§ WORK ITEM: Set down every record below exactly as it stands, minus the pictures.

########################################

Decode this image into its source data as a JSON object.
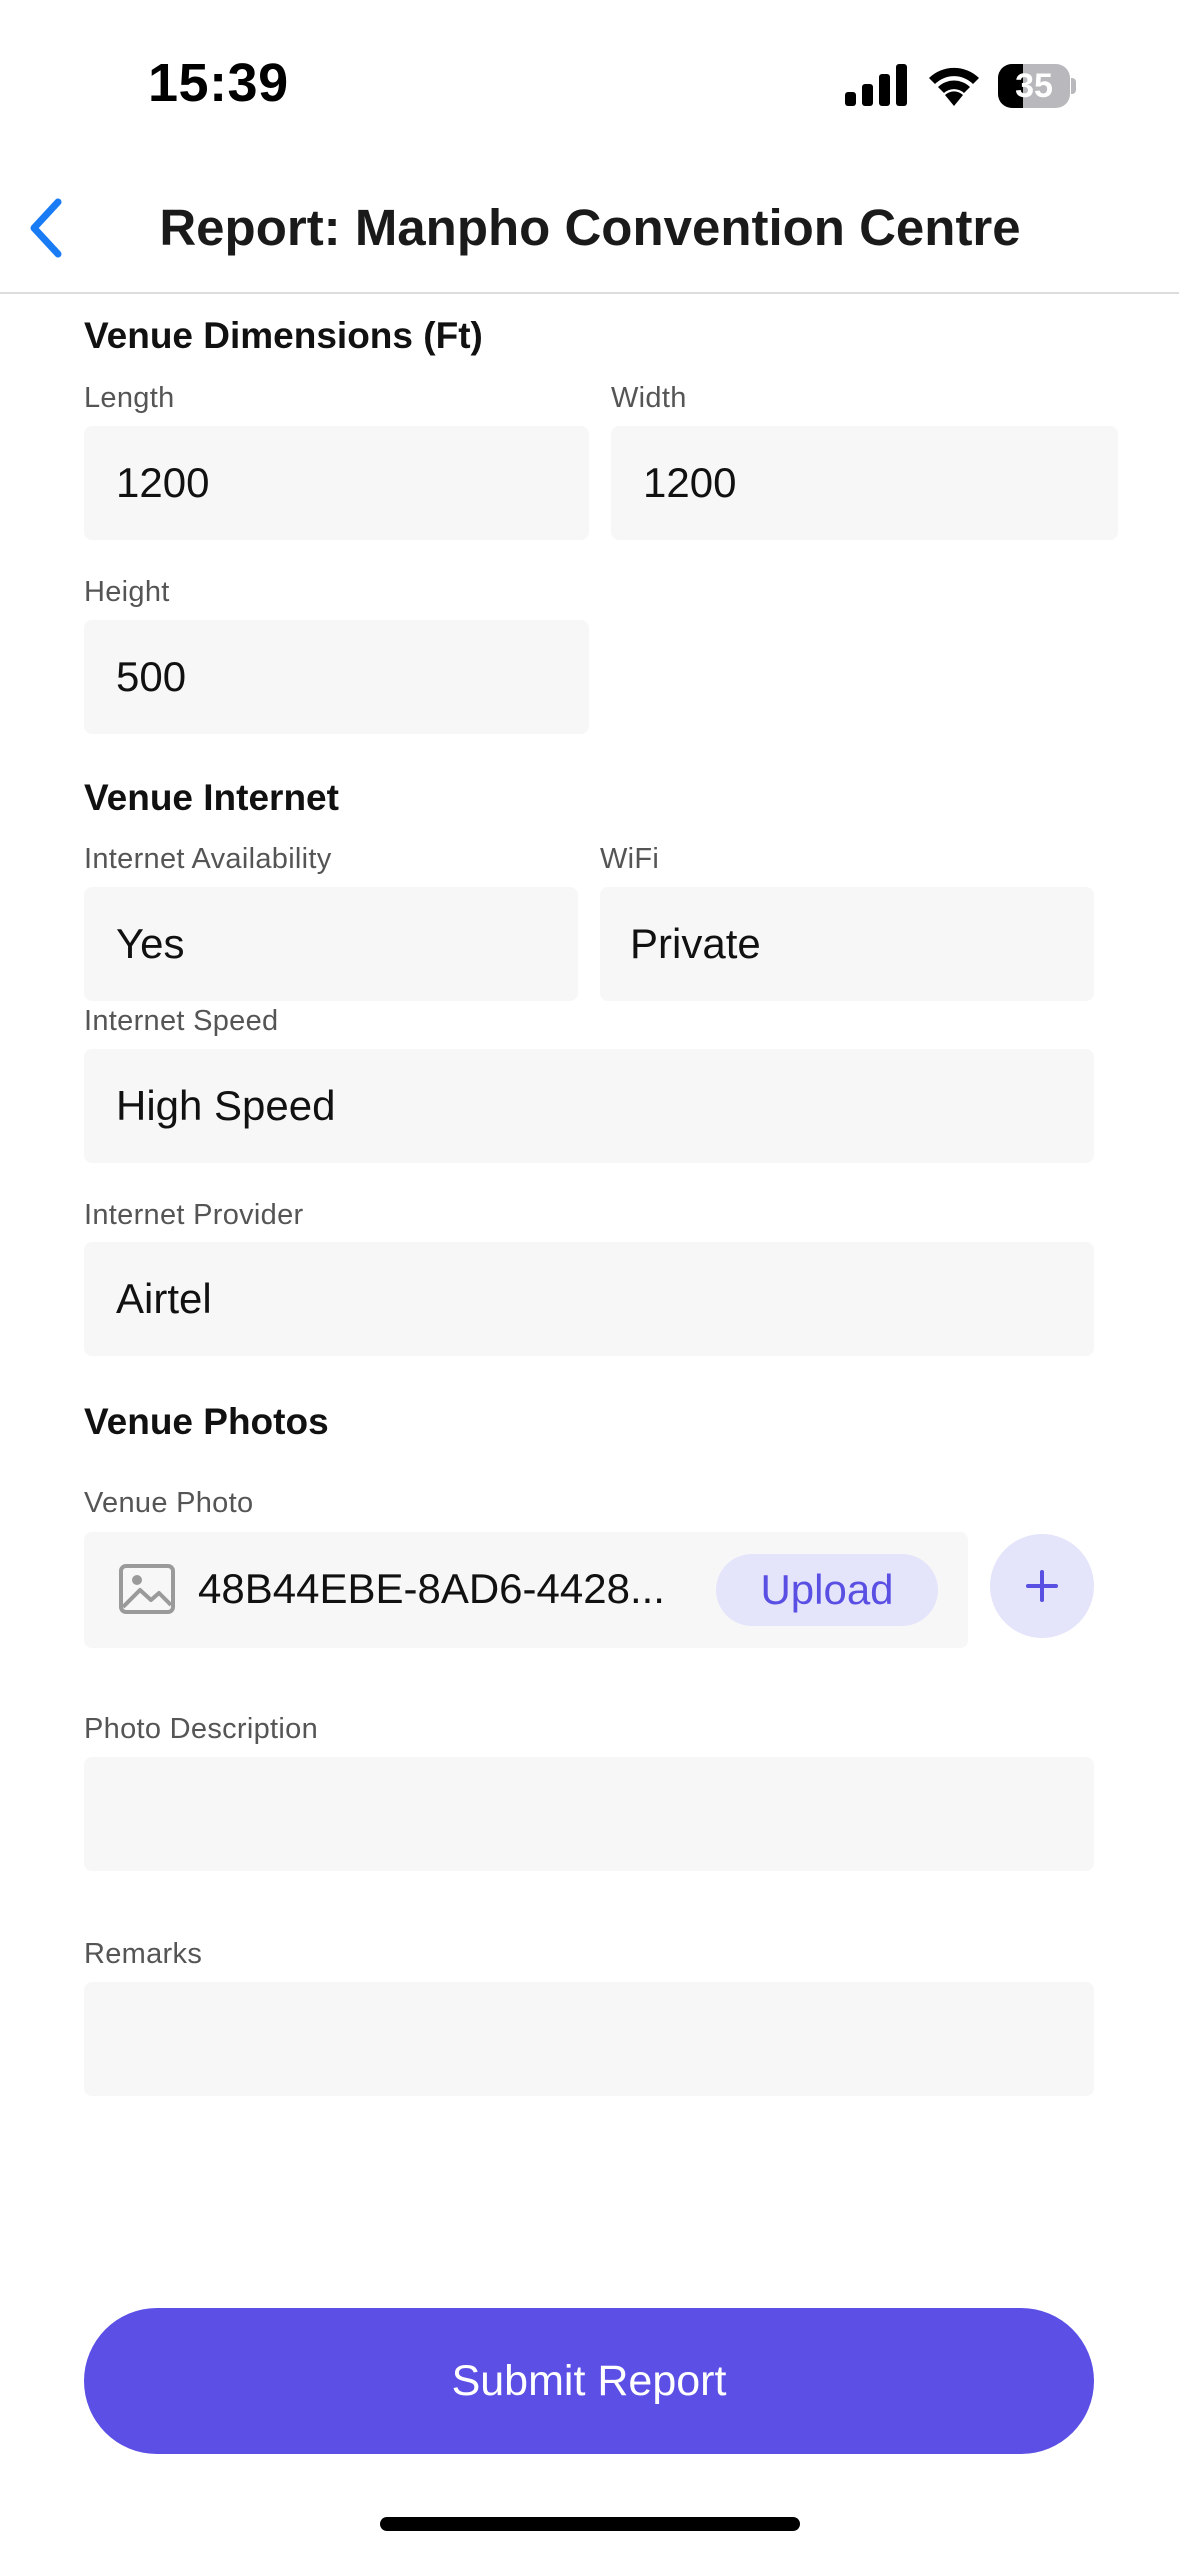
{
  "status_bar": {
    "time": "15:39",
    "battery_level": "35",
    "battery_fraction": 0.35,
    "icons": [
      "cellular-signal-icon",
      "wifi-icon",
      "battery-icon"
    ]
  },
  "nav": {
    "back_icon": "chevron-left-icon",
    "title": "Report: Manpho Convention Centre"
  },
  "dimensions": {
    "section_title": "Venue Dimensions (Ft)",
    "length_label": "Length",
    "length_value": "1200",
    "width_label": "Width",
    "width_value": "1200",
    "height_label": "Height",
    "height_value": "500"
  },
  "internet": {
    "section_title": "Venue Internet",
    "availability_label": "Internet Availability",
    "availability_value": "Yes",
    "wifi_label": "WiFi",
    "wifi_value": "Private",
    "speed_label": "Internet Speed",
    "speed_value": "High Speed",
    "provider_label": "Internet Provider",
    "provider_value": "Airtel"
  },
  "photos": {
    "section_title": "Venue Photos",
    "photo_label": "Venue Photo",
    "photo_icon": "image-icon",
    "photo_filename": "48B44EBE-8AD6-4428...",
    "upload_label": "Upload",
    "add_icon": "plus-icon",
    "description_label": "Photo Description",
    "description_value": "",
    "remarks_label": "Remarks",
    "remarks_value": ""
  },
  "submit_label": "Submit Report",
  "colors": {
    "accent": "#5b4fe6",
    "accent_light": "#e4e4fb",
    "back_chevron": "#1a7cf5",
    "field_background": "#f7f7f7"
  }
}
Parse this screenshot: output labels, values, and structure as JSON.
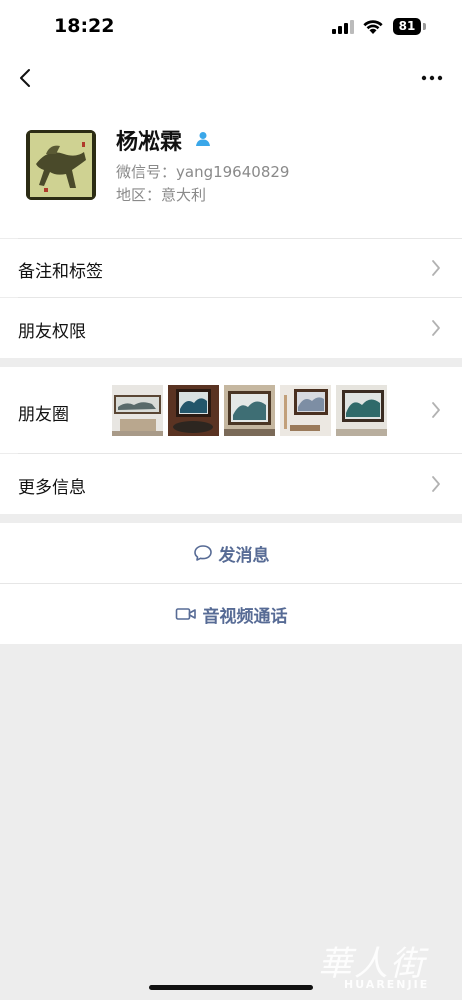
{
  "status_bar": {
    "time": "18:22",
    "battery": "81"
  },
  "profile": {
    "name": "杨凇霖",
    "wechat_id": "微信号：yang19640829",
    "region": "地区：意大利"
  },
  "menu": {
    "remarks_tags": "备注和标签",
    "friend_permissions": "朋友权限",
    "moments": "朋友圈",
    "more_info": "更多信息"
  },
  "actions": {
    "send_message": "发消息",
    "video_call": "音视频通话"
  },
  "watermark": {
    "cn": "華人街",
    "en": "HUARENJIE"
  },
  "colors": {
    "accent": "#576b95",
    "contact_icon": "#3aa7e9",
    "background": "#ededed"
  }
}
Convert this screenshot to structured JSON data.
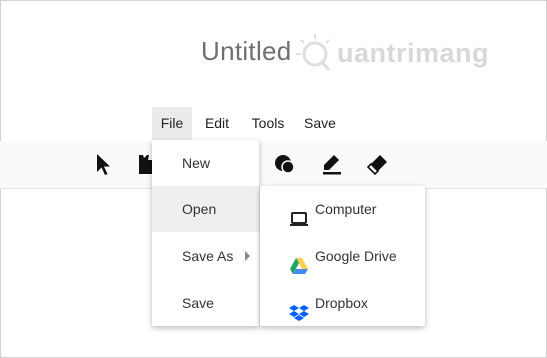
{
  "document": {
    "title": "Untitled"
  },
  "watermark": {
    "text": "uantrimang"
  },
  "menubar": {
    "items": [
      {
        "label": "File"
      },
      {
        "label": "Edit"
      },
      {
        "label": "Tools"
      },
      {
        "label": "Save"
      }
    ]
  },
  "toolbar": {
    "tools": [
      {
        "icon": "cursor-icon"
      },
      {
        "icon": "clapper-icon"
      },
      {
        "icon": "shape-fill-icon"
      },
      {
        "icon": "pen-icon"
      },
      {
        "icon": "eraser-icon"
      }
    ]
  },
  "file_menu": {
    "items": [
      {
        "label": "New"
      },
      {
        "label": "Open"
      },
      {
        "label": "Save As"
      },
      {
        "label": "Save"
      }
    ]
  },
  "open_submenu": {
    "items": [
      {
        "label": "Computer",
        "icon": "laptop-icon"
      },
      {
        "label": "Google Drive",
        "icon": "google-drive-icon"
      },
      {
        "label": "Dropbox",
        "icon": "dropbox-icon"
      }
    ]
  },
  "colors": {
    "drive_green": "#1fa463",
    "drive_yellow": "#ffd04b",
    "drive_blue": "#4688f4",
    "dropbox_blue": "#0061fe"
  }
}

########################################

§ ANSWER TO THIS EXERCISE:
Decode this image into its source data as a JSON object.
{
  "status_bar": {
    "time": "15:39",
    "battery_level": "35",
    "battery_fraction": 0.35,
    "icons": [
      "cellular-signal-icon",
      "wifi-icon",
      "battery-icon"
    ]
  },
  "nav": {
    "back_icon": "chevron-left-icon",
    "title": "Report: Manpho Convention Centre"
  },
  "dimensions": {
    "section_title": "Venue Dimensions (Ft)",
    "length_label": "Length",
    "length_value": "1200",
    "width_label": "Width",
    "width_value": "1200",
    "height_label": "Height",
    "height_value": "500"
  },
  "internet": {
    "section_title": "Venue Internet",
    "availability_label": "Internet Availability",
    "availability_value": "Yes",
    "wifi_label": "WiFi",
    "wifi_value": "Private",
    "speed_label": "Internet Speed",
    "speed_value": "High Speed",
    "provider_label": "Internet Provider",
    "provider_value": "Airtel"
  },
  "photos": {
    "section_title": "Venue Photos",
    "photo_label": "Venue Photo",
    "photo_icon": "image-icon",
    "photo_filename": "48B44EBE-8AD6-4428...",
    "upload_label": "Upload",
    "add_icon": "plus-icon",
    "description_label": "Photo Description",
    "description_value": "",
    "remarks_label": "Remarks",
    "remarks_value": ""
  },
  "submit_label": "Submit Report",
  "colors": {
    "accent": "#5b4fe6",
    "accent_light": "#e4e4fb",
    "back_chevron": "#1a7cf5",
    "field_background": "#f7f7f7"
  }
}
Parse this screenshot: output labels, values, and structure as JSON.
{
  "status_bar": {
    "time": "18:22",
    "battery": "81"
  },
  "profile": {
    "name": "杨凇霖",
    "wechat_id": "微信号：yang19640829",
    "region": "地区：意大利"
  },
  "menu": {
    "remarks_tags": "备注和标签",
    "friend_permissions": "朋友权限",
    "moments": "朋友圈",
    "more_info": "更多信息"
  },
  "actions": {
    "send_message": "发消息",
    "video_call": "音视频通话"
  },
  "watermark": {
    "cn": "華人街",
    "en": "HUARENJIE"
  },
  "colors": {
    "accent": "#576b95",
    "contact_icon": "#3aa7e9",
    "background": "#ededed"
  }
}
Convert this screenshot to structured JSON data.
{
  "document": {
    "title": "Untitled"
  },
  "watermark": {
    "text": "uantrimang"
  },
  "menubar": {
    "items": [
      {
        "label": "File"
      },
      {
        "label": "Edit"
      },
      {
        "label": "Tools"
      },
      {
        "label": "Save"
      }
    ]
  },
  "toolbar": {
    "tools": [
      {
        "icon": "cursor-icon"
      },
      {
        "icon": "clapper-icon"
      },
      {
        "icon": "shape-fill-icon"
      },
      {
        "icon": "pen-icon"
      },
      {
        "icon": "eraser-icon"
      }
    ]
  },
  "file_menu": {
    "items": [
      {
        "label": "New"
      },
      {
        "label": "Open"
      },
      {
        "label": "Save As"
      },
      {
        "label": "Save"
      }
    ]
  },
  "open_submenu": {
    "items": [
      {
        "label": "Computer",
        "icon": "laptop-icon"
      },
      {
        "label": "Google Drive",
        "icon": "google-drive-icon"
      },
      {
        "label": "Dropbox",
        "icon": "dropbox-icon"
      }
    ]
  },
  "colors": {
    "drive_green": "#1fa463",
    "drive_yellow": "#ffd04b",
    "drive_blue": "#4688f4",
    "dropbox_blue": "#0061fe"
  }
}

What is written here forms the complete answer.